It’s a very patient practice and as guys, patience is not always our strong suit. We always want to push through things. So creating a patient practice creates balance in our lives—and that’s really what enhances the emotional and mental practice for dudes.
What’s one piece of advice for new dudes looking to step into the practice of yoga for the first time?
I wouldn’t push anybody into something until they’re wanting and ready to.
If you’re on the fence because it’s a pride thing, because of the vulnerability of jumping into something you think is only for women, then I say get stronger and just give it a try. What’s the worst that could happen? If you don’t like it you don’t have to go back again.
What I recommend is trying something three times, especially if people are raving about something. You know that typical mentality in humanity that if someone raves about something we get turned off and don’t want to do it? Well there’s a reason people are raving about it. It’s not because of an external fad, but because people are feeling something internally, and if you want to feel a sense of empowerment and strength in your body and mind to really do anything, then this is one of the practices that can get you there. So,why not give it a shot?
I gained a lot from my classes and conversations with Matt. As men we have enormous strength and power. The practice of yoga is an incredible opportunity for men to not only utilize this power in a physical practice, but learn how to harness the power and strength we embody and direct it into areas of our body and life for deeper meaning, clarity, and softness. Plus, let’s be honest: Women dig dudes who do yoga, so step into your strength and give it a shot if you haven’t already.
This piece was originally published on wanderlust.com on June 24, 2013.

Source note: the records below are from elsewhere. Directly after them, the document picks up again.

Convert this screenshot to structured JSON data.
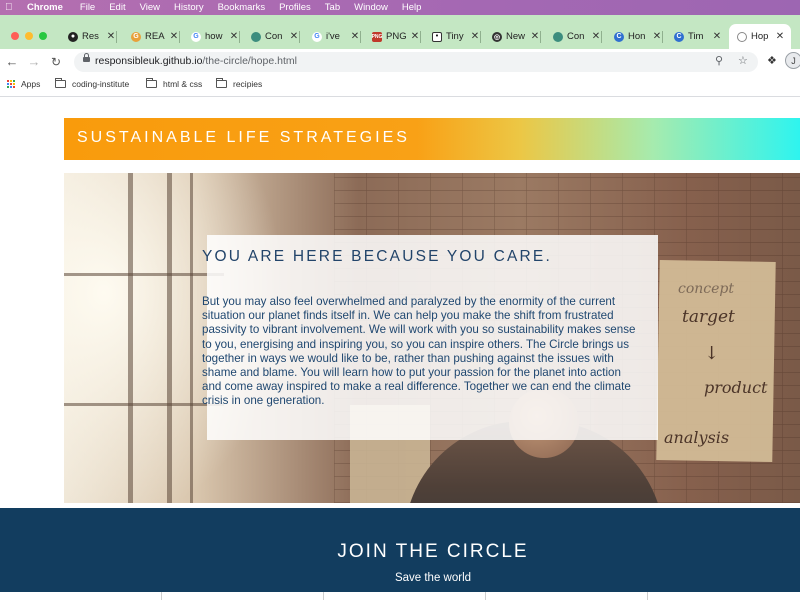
{
  "menubar": {
    "app": "Chrome",
    "items": [
      "File",
      "Edit",
      "View",
      "History",
      "Bookmarks",
      "Profiles",
      "Tab",
      "Window",
      "Help"
    ]
  },
  "tabs": [
    {
      "title": "Res",
      "icon": "github-icon"
    },
    {
      "title": "REA",
      "icon": "grammarly-icon"
    },
    {
      "title": "how",
      "icon": "google-icon"
    },
    {
      "title": "Con",
      "icon": "leaf-icon"
    },
    {
      "title": "i've",
      "icon": "google-icon"
    },
    {
      "title": "PNG",
      "icon": "png-icon"
    },
    {
      "title": "Tiny",
      "icon": "panda-icon"
    },
    {
      "title": "New",
      "icon": "new-tab-icon"
    },
    {
      "title": "Con",
      "icon": "leaf-icon"
    },
    {
      "title": "Hon",
      "icon": "edge-icon"
    },
    {
      "title": "Tim",
      "icon": "edge-icon"
    },
    {
      "title": "Hop",
      "icon": "globe-icon",
      "active": true
    }
  ],
  "address": {
    "host": "responsibleuk.github.io",
    "path": "/the-circle/hope.html"
  },
  "profile": {
    "initial": "J"
  },
  "bookmarks": {
    "apps": "Apps",
    "folders": [
      "coding-institute",
      "html & css",
      "recipies"
    ]
  },
  "page": {
    "banner_title": "SUSTAINABLE LIFE STRATEGIES",
    "hero_heading": "YOU ARE HERE BECAUSE YOU CARE.",
    "hero_body": "But you may also feel overwhelmed and paralyzed by the enormity of the current situation our planet finds itself in. We can help you make the shift from frustrated passivity to vibrant involvement. We will work with you so sustainability makes sense to you, energising and inspiring you, so you can inspire others. The Circle brings us together in ways we would like to be, rather than pushing against the issues with shame and blame. You will learn how to put your passion for the planet into action and come away inspired to make a real difference. Together we can end the climate crisis in one generation.",
    "photo_scribbles": [
      "concept",
      "target",
      "product",
      "analysis"
    ],
    "join_title": "JOIN THE CIRCLE",
    "join_subtitle": "Save the world"
  },
  "colors": {
    "menubar": "#a86bb2",
    "tabstrip": "#c4e7c3",
    "banner_start": "#f99b0c",
    "banner_end": "#2ef4ef",
    "heading": "#22446a",
    "join_bg": "#123d5f"
  }
}
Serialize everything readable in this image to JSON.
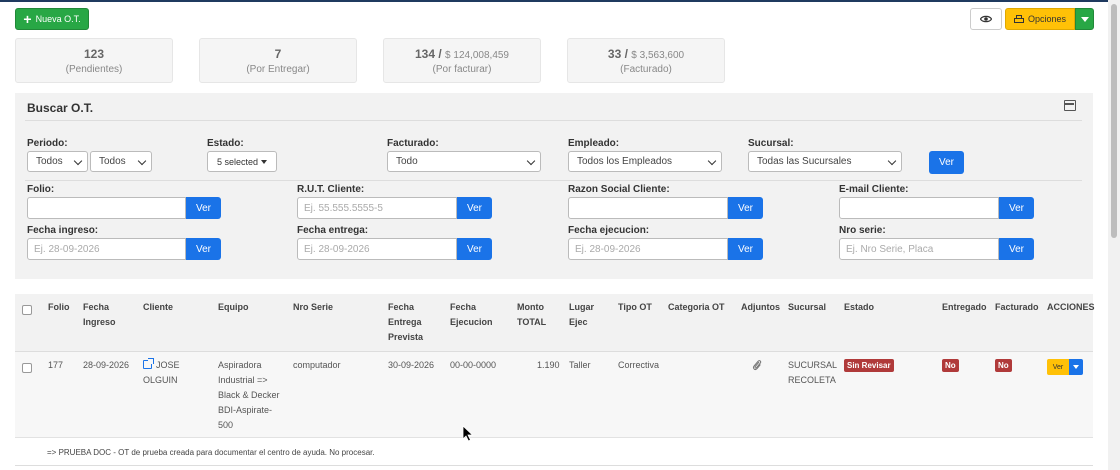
{
  "toolbar": {
    "new_label": "Nueva O.T.",
    "options_label": "Opciones"
  },
  "stats": [
    {
      "count": "123",
      "amount": "",
      "label": "(Pendientes)"
    },
    {
      "count": "7",
      "amount": "",
      "label": "(Por Entregar)"
    },
    {
      "count": "134 /",
      "amount": "$ 124,008,459",
      "label": "(Por facturar)"
    },
    {
      "count": "33 /",
      "amount": "$ 3,563,600",
      "label": "(Facturado)"
    }
  ],
  "search": {
    "title": "Buscar O.T.",
    "periodo_label": "Periodo:",
    "periodo_1": "Todos",
    "periodo_2": "Todos",
    "estado_label": "Estado:",
    "estado_value": "5 selected",
    "facturado_label": "Facturado:",
    "facturado_value": "Todo",
    "empleado_label": "Empleado:",
    "empleado_value": "Todos los Empleados",
    "sucursal_label": "Sucursal:",
    "sucursal_value": "Todas las Sucursales",
    "ver_label": "Ver",
    "folio_label": "Folio:",
    "rut_label": "R.U.T. Cliente:",
    "rut_placeholder": "Ej. 55.555.5555-5",
    "razon_label": "Razon Social Cliente:",
    "email_label": "E-mail Cliente:",
    "fecha_ingreso_label": "Fecha ingreso:",
    "fecha_ingreso_placeholder": "Ej. 28-09-2026",
    "fecha_entrega_label": "Fecha entrega:",
    "fecha_entrega_placeholder": "Ej. 28-09-2026",
    "fecha_ejecucion_label": "Fecha ejecucion:",
    "fecha_ejecucion_placeholder": "Ej. 28-09-2026",
    "nro_serie_label": "Nro serie:",
    "nro_serie_placeholder": "Ej. Nro Serie, Placa"
  },
  "table": {
    "headers": {
      "folio": "Folio",
      "fecha_ingreso": [
        "Fecha",
        "Ingreso"
      ],
      "cliente": "Cliente",
      "equipo": "Equipo",
      "nro_serie": "Nro Serie",
      "fecha_entrega": [
        "Fecha",
        "Entrega",
        "Prevista"
      ],
      "fecha_ejecucion": [
        "Fecha",
        "Ejecucion"
      ],
      "monto": [
        "Monto",
        "TOTAL"
      ],
      "lugar": [
        "Lugar",
        "Ejec"
      ],
      "tipo": "Tipo OT",
      "categoria": "Categoria OT",
      "adjuntos": "Adjuntos",
      "sucursal": "Sucursal",
      "estado": "Estado",
      "entregado": "Entregado",
      "facturado": "Facturado",
      "acciones": "ACCIONES"
    },
    "row": {
      "folio": "177",
      "fecha_ingreso": "28-09-2026",
      "cliente": [
        "JOSE",
        "OLGUIN"
      ],
      "equipo": [
        "Aspiradora",
        "Industrial =>",
        "Black & Decker",
        "BDI-Aspirate-",
        "500"
      ],
      "nro_serie": "computador",
      "fecha_entrega": "30-09-2026",
      "fecha_ejecucion": "00-00-0000",
      "monto": "1.190",
      "lugar": "Taller",
      "tipo": "Correctiva",
      "sucursal": [
        "SUCURSAL",
        "RECOLETA"
      ],
      "estado": "Sin Revisar",
      "entregado": "No",
      "facturado": "No",
      "ver_label": "Ver"
    },
    "note": "=> PRUEBA DOC - OT de prueba creada para documentar el centro de ayuda. No procesar."
  }
}
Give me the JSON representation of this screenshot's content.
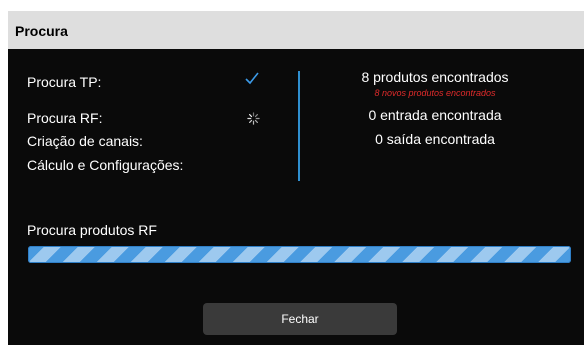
{
  "dialog": {
    "title": "Procura",
    "rows": {
      "tp_label": "Procura TP:",
      "rf_label": "Procura RF:",
      "channels_label": "Criação de canais:",
      "config_label": "Cálculo e Configurações:"
    },
    "status": {
      "tp_icon": "checkmark-icon",
      "rf_icon": "spinner-icon"
    },
    "results": {
      "products_found": "8 produtos encontrados",
      "new_products": "8 novos produtos encontrados",
      "inputs_found": "0 entrada encontrada",
      "outputs_found": "0 saída encontrada"
    },
    "progress": {
      "label": "Procura produtos RF",
      "value": 1.0
    },
    "close_button": "Fechar"
  },
  "colors": {
    "background": "#0a0a0a",
    "titlebar": "#dedede",
    "accent": "#2f8fd0",
    "warning_text": "#e02b2b",
    "button": "#3a3a3a"
  }
}
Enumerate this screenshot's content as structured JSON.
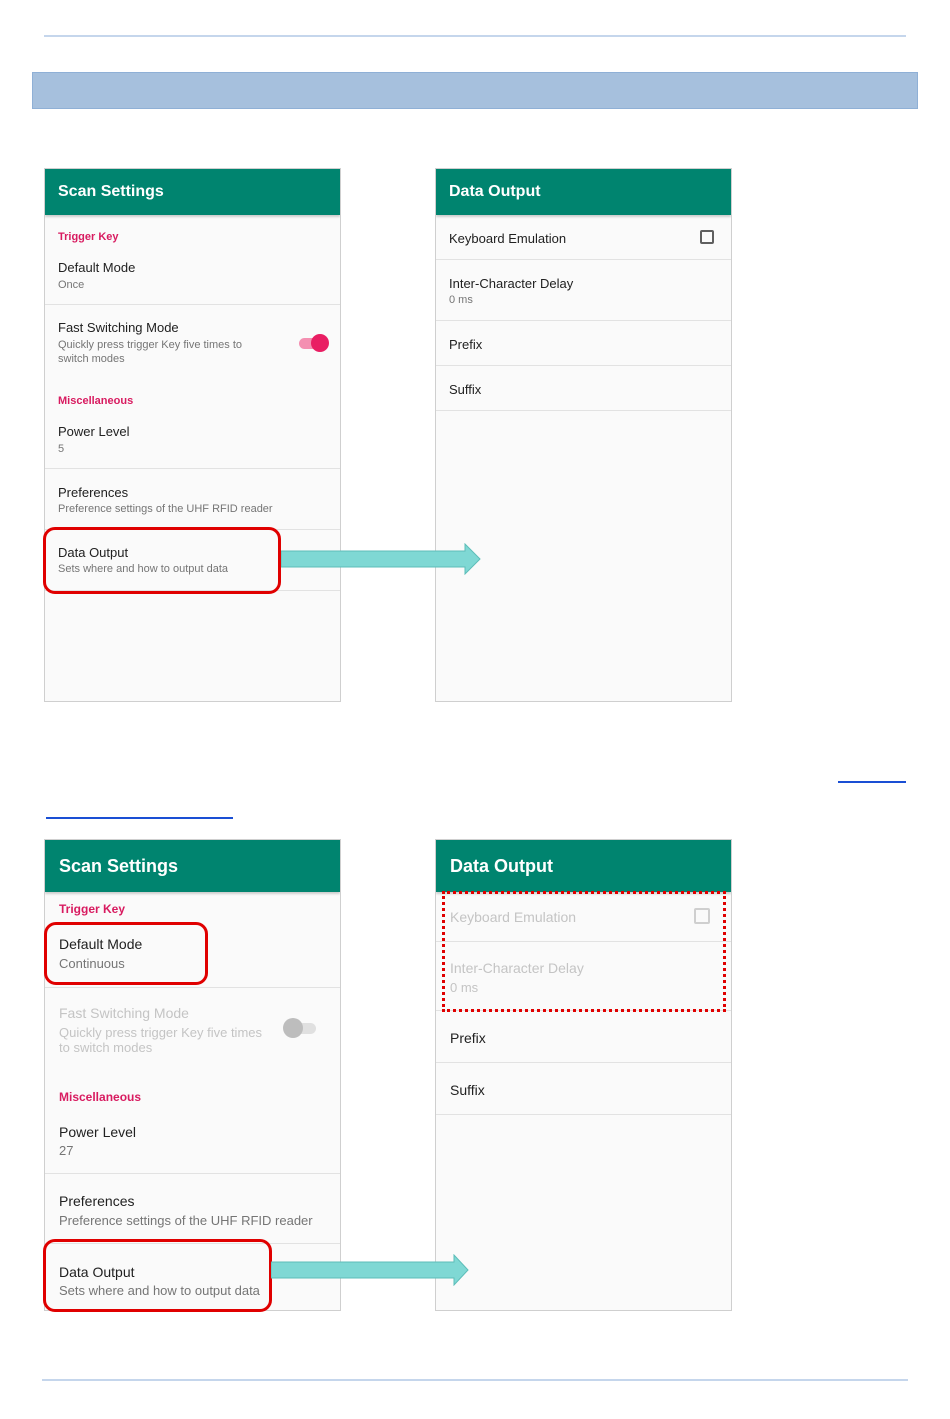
{
  "top": {
    "scan_settings": {
      "title": "Scan Settings",
      "cat_trigger": "Trigger Key",
      "default_mode_title": "Default Mode",
      "default_mode_value": "Once",
      "fast_switch_title": "Fast Switching Mode",
      "fast_switch_sub": "Quickly press trigger Key five times to switch modes",
      "cat_misc": "Miscellaneous",
      "power_title": "Power Level",
      "power_value": "5",
      "pref_title": "Preferences",
      "pref_sub": "Preference settings of the UHF RFID reader",
      "output_title": "Data Output",
      "output_sub": "Sets where and how to output data"
    },
    "data_output": {
      "title": "Data Output",
      "keyboard": "Keyboard Emulation",
      "delay_title": "Inter-Character Delay",
      "delay_value": "0 ms",
      "prefix": "Prefix",
      "suffix": "Suffix"
    }
  },
  "bottom": {
    "scan_settings": {
      "title": "Scan Settings",
      "cat_trigger": "Trigger Key",
      "default_mode_title": "Default Mode",
      "default_mode_value": "Continuous",
      "fast_switch_title": "Fast Switching Mode",
      "fast_switch_sub": "Quickly press trigger Key five times to switch modes",
      "cat_misc": "Miscellaneous",
      "power_title": "Power Level",
      "power_value": "27",
      "pref_title": "Preferences",
      "pref_sub": "Preference settings of the UHF RFID reader",
      "output_title": "Data Output",
      "output_sub": "Sets where and how to output data"
    },
    "data_output": {
      "title": "Data Output",
      "keyboard": "Keyboard Emulation",
      "delay_title": "Inter-Character Delay",
      "delay_value": "0 ms",
      "prefix": "Prefix",
      "suffix": "Suffix"
    }
  },
  "colors": {
    "appbar": "#00846f",
    "category": "#d81b60",
    "switch_on": "#e91e63",
    "highlight": "#e00000",
    "arrow": "#7fd8d4",
    "banner": "#a6c0dd"
  },
  "toggles": {
    "top_fast_switching": true,
    "bottom_fast_switching": false
  }
}
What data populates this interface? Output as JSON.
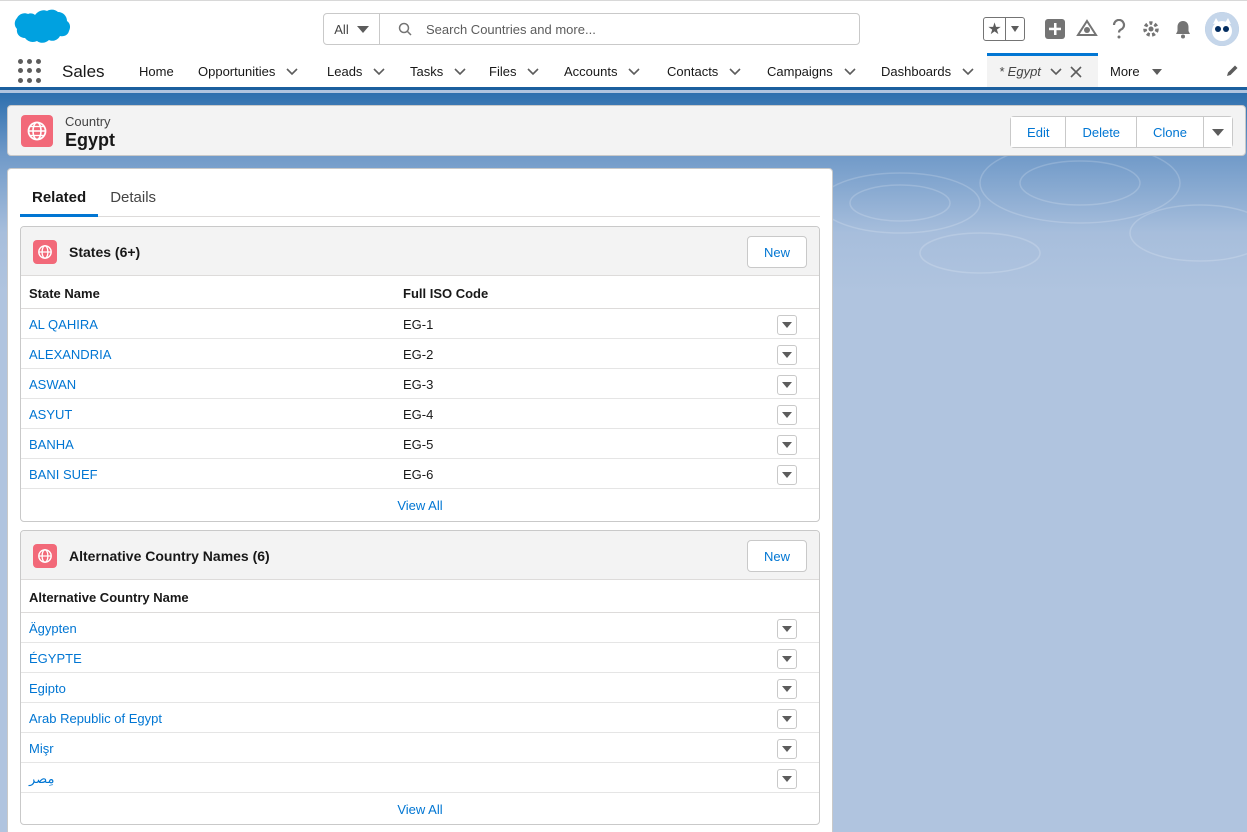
{
  "header": {
    "search_scope": "All",
    "search_placeholder": "Search Countries and more..."
  },
  "nav": {
    "app_name": "Sales",
    "items": [
      {
        "label": "Home",
        "has_menu": false
      },
      {
        "label": "Opportunities",
        "has_menu": true
      },
      {
        "label": "Leads",
        "has_menu": true
      },
      {
        "label": "Tasks",
        "has_menu": true
      },
      {
        "label": "Files",
        "has_menu": true
      },
      {
        "label": "Accounts",
        "has_menu": true
      },
      {
        "label": "Contacts",
        "has_menu": true
      },
      {
        "label": "Campaigns",
        "has_menu": true
      },
      {
        "label": "Dashboards",
        "has_menu": true
      }
    ],
    "active_tab": "* Egypt",
    "more_label": "More"
  },
  "record": {
    "type": "Country",
    "name": "Egypt",
    "actions": [
      "Edit",
      "Delete",
      "Clone"
    ]
  },
  "tabs": [
    "Related",
    "Details"
  ],
  "states": {
    "title": "States (6+)",
    "new_label": "New",
    "columns": [
      "State Name",
      "Full ISO Code"
    ],
    "rows": [
      {
        "name": "AL QAHIRA",
        "code": "EG-1"
      },
      {
        "name": "ALEXANDRIA",
        "code": "EG-2"
      },
      {
        "name": "ASWAN",
        "code": "EG-3"
      },
      {
        "name": "ASYUT",
        "code": "EG-4"
      },
      {
        "name": "BANHA",
        "code": "EG-5"
      },
      {
        "name": "BANI SUEF",
        "code": "EG-6"
      }
    ],
    "view_all": "View All"
  },
  "alt_names": {
    "title": "Alternative Country Names (6)",
    "new_label": "New",
    "columns": [
      "Alternative Country Name"
    ],
    "rows": [
      "Ägypten",
      "ÉGYPTE",
      "Egipto",
      "Arab Republic of Egypt",
      "Mişr",
      "مِصر"
    ],
    "view_all": "View All"
  },
  "colors": {
    "brand_blue": "#0176d3",
    "record_icon": "#f26979",
    "nav_border": "#1b5f9e"
  }
}
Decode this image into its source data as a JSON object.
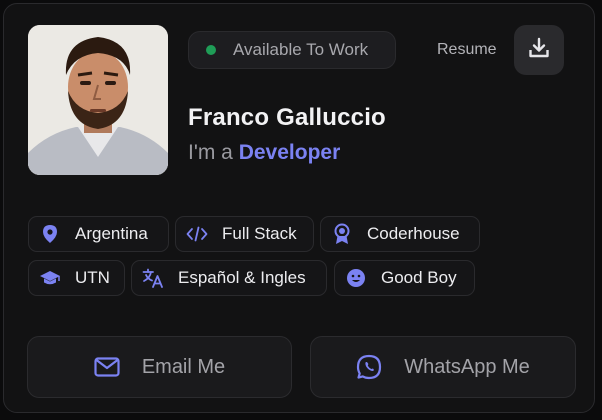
{
  "status": {
    "label": "Available To Work",
    "dot_color": "#1f9d57"
  },
  "resume": {
    "label": "Resume",
    "icon": "download-icon"
  },
  "profile": {
    "name": "Franco Galluccio",
    "role_prefix": "I'm a",
    "role": "Developer",
    "avatar_icon": "avatar"
  },
  "tags": [
    {
      "label": "Argentina",
      "icon": "location-pin-icon"
    },
    {
      "label": "Full Stack",
      "icon": "code-icon"
    },
    {
      "label": "Coderhouse",
      "icon": "award-icon"
    },
    {
      "label": "UTN",
      "icon": "graduation-cap-icon"
    },
    {
      "label": "Español & Ingles",
      "icon": "translate-icon"
    },
    {
      "label": "Good Boy",
      "icon": "smile-icon"
    }
  ],
  "actions": {
    "email": {
      "label": "Email Me",
      "icon": "mail-icon"
    },
    "whatsapp": {
      "label": "WhatsApp Me",
      "icon": "whatsapp-icon"
    }
  },
  "colors": {
    "accent": "#7b82f2",
    "background": "#121213",
    "text": "#f2f2f4",
    "muted": "#9a9aa0"
  }
}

Tony Felgueiras is a yogi, photographer, and videographer. He’s a lover of music, film, people, and life—and on a mission to capture it all in images from his unique perspective. Tony is hungry for adventure, a collector of experiences, and a fan of extra-long hugs. Find him on Facebook, Twitter, and Instagram.